“My favorite thing about these areas of study is that students often discover them after entering college—these are generally not subjects students are able to study in high school,” said Herndon. “I enjoy discussing students’ newfound interest in these disciplines.” She also notes that many students in these programs pick up minors across other departments she advises.
Herndon understands from personal experience that not all paths to a degree look the same. She recently earned a doctorate in higher education at IU Bloomington while continuing to carry out her advising role in the College.
“Dr. Herndon began counseling me as a nontraditional student at Ivy Tech, returning to IU for the first time in a decade,” said Rachel Gray, a double major in Linguistics and African American and African Diaspora Studies. “She was a major part in my decision to come to IU and helped make the transition and transfer of credits seamless. Her advice has been a major part of my success at Indiana University.”
Herndon’s care for students has earned her the honor of being the only active advisor to receive the College’s Advisor of the Year award twice; she won her first award in 2009. It isn’t just the interest she shows in students’ academic progress that helps her forge such strong connections—it’s the way she cares for all aspects of their well-being.

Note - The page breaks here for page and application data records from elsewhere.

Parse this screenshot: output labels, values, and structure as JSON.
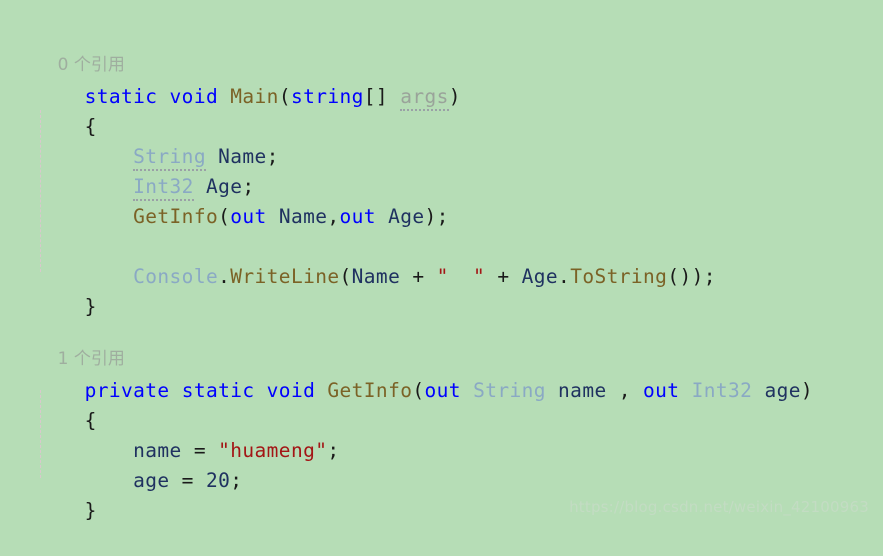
{
  "editor": {
    "language": "csharp",
    "background_color": "#b6ddb6",
    "colors": {
      "keyword": "#0000ff",
      "method": "#7b6226",
      "type": "#8aa9c4",
      "local_variable": "#1f3160",
      "string_literal": "#a31515",
      "punctuation": "#1a1a1a",
      "codelens_text": "#9fae9f",
      "unused_parameter": "#9aa39a",
      "indent_guide": "#d9c8cc",
      "watermark": "#c3dcc3"
    }
  },
  "codelens": {
    "main_references": "0 个引用",
    "getinfo_references": "1 个引用"
  },
  "code": {
    "l1": {
      "kw_static": "static",
      "sp1": " ",
      "kw_void": "void",
      "sp2": " ",
      "method_main": "Main",
      "paren_open": "(",
      "kw_string": "string",
      "brackets": "[]",
      "sp3": " ",
      "param_args": "args",
      "paren_close": ")"
    },
    "l2": {
      "brace_open": "{"
    },
    "l3": {
      "indent": "    ",
      "type_string": "String",
      "sp": " ",
      "var_name": "Name",
      "semi": ";"
    },
    "l4": {
      "indent": "    ",
      "type_int32": "Int32",
      "sp": " ",
      "var_age": "Age",
      "semi": ";"
    },
    "l5": {
      "indent": "    ",
      "method_getinfo": "GetInfo",
      "paren_open": "(",
      "kw_out1": "out",
      "sp1": " ",
      "var_name": "Name",
      "comma": ",",
      "kw_out2": "out",
      "sp2": " ",
      "var_age": "Age",
      "paren_close": ")",
      "semi": ";"
    },
    "l6": {
      "indent": "    ",
      "type_console": "Console",
      "dot1": ".",
      "method_writeline": "WriteLine",
      "paren_open": "(",
      "var_name": "Name",
      "plus1": " + ",
      "string_space": "\"  \"",
      "plus2": " + ",
      "var_age": "Age",
      "dot2": ".",
      "method_tostring": "ToString",
      "parens": "()",
      "paren_close": ")",
      "semi": ";"
    },
    "l7": {
      "brace_close": "}"
    },
    "l8": {
      "kw_private": "private",
      "sp1": " ",
      "kw_static": "static",
      "sp2": " ",
      "kw_void": "void",
      "sp3": " ",
      "method_getinfo": "GetInfo",
      "paren_open": "(",
      "kw_out1": "out",
      "sp4": " ",
      "type_string": "String",
      "sp5": " ",
      "param_name": "name",
      "comma": " , ",
      "kw_out2": "out",
      "sp6": " ",
      "type_int32": "Int32",
      "sp7": " ",
      "param_age": "age",
      "paren_close": ")"
    },
    "l9": {
      "brace_open": "{"
    },
    "l10": {
      "indent": "    ",
      "param_name": "name",
      "assign": " = ",
      "string_huameng": "\"huameng\"",
      "semi": ";"
    },
    "l11": {
      "indent": "    ",
      "param_age": "age",
      "assign": " = ",
      "number_20": "20",
      "semi": ";"
    },
    "l12": {
      "brace_close": "}"
    }
  },
  "watermark": {
    "url": "https://blog.csdn.net/weixin_42100963"
  }
}
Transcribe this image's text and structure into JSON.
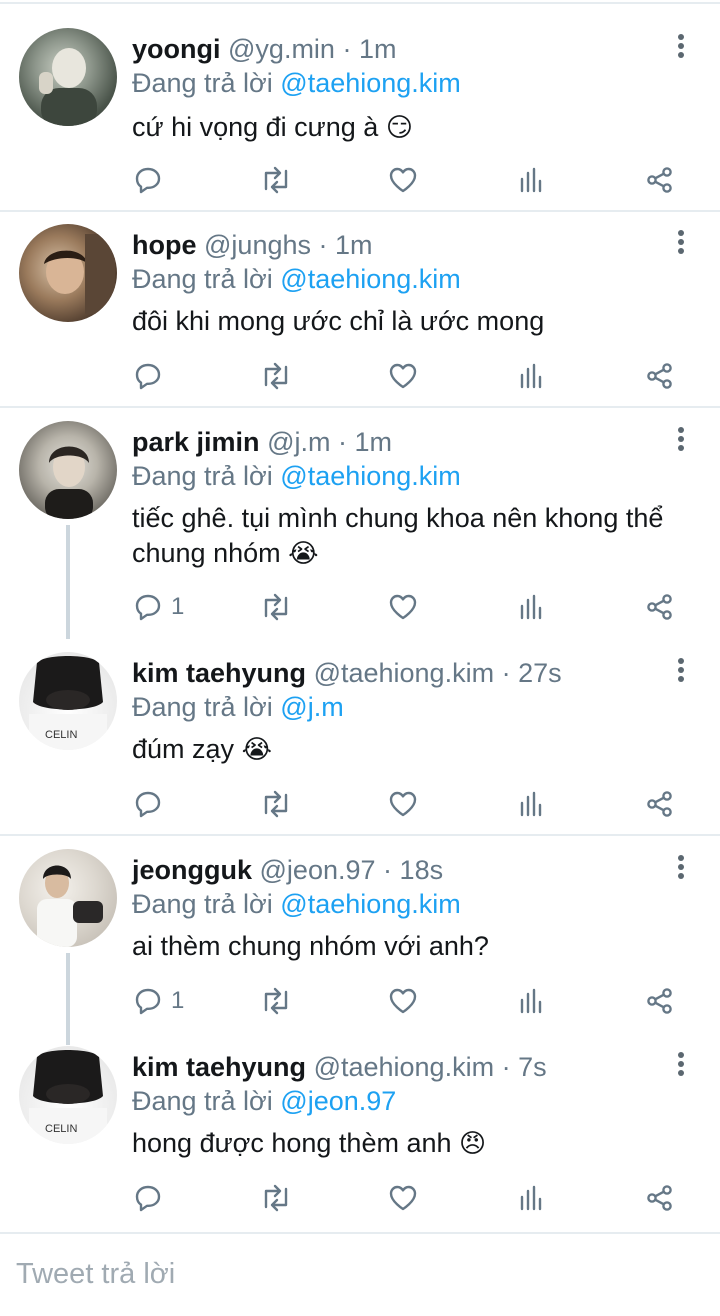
{
  "tweets": [
    {
      "name": "yoongi",
      "handle": "@yg.min",
      "time": "1m",
      "reply_prefix": "Đang trả lời",
      "mention": "@taehiong.kim",
      "text": "cứ hi vọng đi cưng à",
      "emoji": "😏",
      "replies": ""
    },
    {
      "name": "hope",
      "handle": "@junghs",
      "time": "1m",
      "reply_prefix": "Đang trả lời",
      "mention": "@taehiong.kim",
      "text": "đôi khi mong ước chỉ là ước mong",
      "emoji": "",
      "replies": ""
    },
    {
      "name": "park jimin",
      "handle": "@j.m",
      "time": "1m",
      "reply_prefix": "Đang trả lời",
      "mention": "@taehiong.kim",
      "text": "tiếc ghê. tụi mình chung khoa nên khong thể chung nhóm",
      "emoji": "😭",
      "replies": "1"
    },
    {
      "name": "kim taehyung",
      "handle": "@taehiong.kim",
      "time": "27s",
      "reply_prefix": "Đang trả lời",
      "mention": "@j.m",
      "text": "đúm zạy",
      "emoji": "😭",
      "replies": ""
    },
    {
      "name": "jeongguk",
      "handle": "@jeon.97",
      "time": "18s",
      "reply_prefix": "Đang trả lời",
      "mention": "@taehiong.kim",
      "text": "ai thèm chung nhóm với anh?",
      "emoji": "",
      "replies": "1"
    },
    {
      "name": "kim taehyung",
      "handle": "@taehiong.kim",
      "time": "7s",
      "reply_prefix": "Đang trả lời",
      "mention": "@jeon.97",
      "text": "hong được hong thèm anh",
      "emoji": "😠",
      "replies": ""
    }
  ],
  "separator": "·",
  "composer": {
    "placeholder": "Tweet trả lời"
  },
  "colors": {
    "accent": "#1da1f2",
    "muted": "#657786",
    "divider": "#e6ecf0",
    "thread_line": "#ccd6dd"
  },
  "icons": [
    "reply-icon",
    "retweet-icon",
    "like-icon",
    "analytics-icon",
    "share-icon",
    "more-icon"
  ]
}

“I appreciate Krystie because she so clearly cares about my life, but also because she welcomes people into her life by sharing updates about herself during our meetings,” said Mikhael Hayes, a Linguistics major. “I was really pleased to hear about her pursuit of a doctorate these past couple of years, and she even invited me to her dissertation defense.”
Herndon’s dissertation focused on the development of strong cultural identities among undergraduate students. Her work in the College has helped shape her own professional identity which now includes a campus-wide leadership role.

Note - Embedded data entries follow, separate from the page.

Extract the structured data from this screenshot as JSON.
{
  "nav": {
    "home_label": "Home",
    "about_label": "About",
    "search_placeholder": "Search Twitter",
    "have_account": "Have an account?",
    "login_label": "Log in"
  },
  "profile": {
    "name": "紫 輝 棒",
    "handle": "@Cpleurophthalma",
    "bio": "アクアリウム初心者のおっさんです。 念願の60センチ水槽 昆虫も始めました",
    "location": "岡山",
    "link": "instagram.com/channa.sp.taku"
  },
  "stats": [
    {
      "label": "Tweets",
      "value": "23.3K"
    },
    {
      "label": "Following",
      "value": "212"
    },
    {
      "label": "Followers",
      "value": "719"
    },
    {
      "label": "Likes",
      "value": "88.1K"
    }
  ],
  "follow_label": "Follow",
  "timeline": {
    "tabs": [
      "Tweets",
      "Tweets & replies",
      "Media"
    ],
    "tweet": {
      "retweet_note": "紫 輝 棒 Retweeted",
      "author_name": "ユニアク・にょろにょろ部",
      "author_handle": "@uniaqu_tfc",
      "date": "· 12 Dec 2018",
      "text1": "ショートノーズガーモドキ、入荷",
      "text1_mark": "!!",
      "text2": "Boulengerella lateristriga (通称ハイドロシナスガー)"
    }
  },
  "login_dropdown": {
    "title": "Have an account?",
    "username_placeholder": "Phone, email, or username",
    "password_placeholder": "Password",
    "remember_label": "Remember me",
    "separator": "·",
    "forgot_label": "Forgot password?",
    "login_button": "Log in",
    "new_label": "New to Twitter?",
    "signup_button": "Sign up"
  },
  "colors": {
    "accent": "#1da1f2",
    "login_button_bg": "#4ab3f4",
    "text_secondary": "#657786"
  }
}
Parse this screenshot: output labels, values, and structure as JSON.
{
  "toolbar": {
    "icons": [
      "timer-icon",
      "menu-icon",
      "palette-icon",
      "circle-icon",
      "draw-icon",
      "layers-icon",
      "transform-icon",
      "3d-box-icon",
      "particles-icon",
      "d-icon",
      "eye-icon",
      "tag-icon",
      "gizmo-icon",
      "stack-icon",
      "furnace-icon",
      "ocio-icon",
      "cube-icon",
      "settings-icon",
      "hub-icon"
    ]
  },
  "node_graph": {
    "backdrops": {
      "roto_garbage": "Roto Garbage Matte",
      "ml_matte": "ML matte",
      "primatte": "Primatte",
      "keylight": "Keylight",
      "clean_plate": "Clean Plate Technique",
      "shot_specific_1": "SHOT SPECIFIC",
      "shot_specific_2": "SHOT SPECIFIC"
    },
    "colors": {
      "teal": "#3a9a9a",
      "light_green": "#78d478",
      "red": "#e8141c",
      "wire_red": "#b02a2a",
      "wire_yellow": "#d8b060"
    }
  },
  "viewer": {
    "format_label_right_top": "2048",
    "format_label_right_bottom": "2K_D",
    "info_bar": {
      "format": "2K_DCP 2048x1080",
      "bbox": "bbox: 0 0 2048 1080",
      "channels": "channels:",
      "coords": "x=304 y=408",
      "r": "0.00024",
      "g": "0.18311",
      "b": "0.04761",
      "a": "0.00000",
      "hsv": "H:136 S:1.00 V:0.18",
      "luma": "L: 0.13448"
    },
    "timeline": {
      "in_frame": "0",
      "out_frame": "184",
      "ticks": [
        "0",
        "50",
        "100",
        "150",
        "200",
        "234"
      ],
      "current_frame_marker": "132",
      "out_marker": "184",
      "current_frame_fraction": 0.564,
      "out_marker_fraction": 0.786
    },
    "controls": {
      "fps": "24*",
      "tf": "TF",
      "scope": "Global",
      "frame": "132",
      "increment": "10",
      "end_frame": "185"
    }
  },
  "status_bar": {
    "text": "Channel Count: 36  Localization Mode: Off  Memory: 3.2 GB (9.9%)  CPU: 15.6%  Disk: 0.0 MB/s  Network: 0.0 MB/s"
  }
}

“Several years ago, I was invited to participate in a task force on the relationship of academic advising to all other entities on campus,” says Herndon. “My work on one of the task force sub-committees brought me to the attention of the Office of the Vice President for Undergraduate Education, and I was invited to join the design committee for the Advising Professional Contributions Tool, an electronic application used by all IUB advisors to articulate the many duties we perform in our jobs, outside of meeting with students.”
Herndon also maintains close relationships with faculty in the departments she represents. She is a member of the Undergraduate Affairs Committee in each of her departments and uses this position not only to learn about upcoming curriculum changes, but to inform faculty members how these changes could affect students.
No matter how many projects she may find herself involved in or how many awards she may win, Herndon’s main goal is simple: “I want to leave a legacy of College alumni who maintain connections to the College and to their major departments,” she explained. “I want to encourage graduates to be willing and eager to share their experiences and professional networks with current students and recent graduates. As a born connector, I revel in keeping in touch with them during that long stretch past college…called life.”
Story by Grace Robblee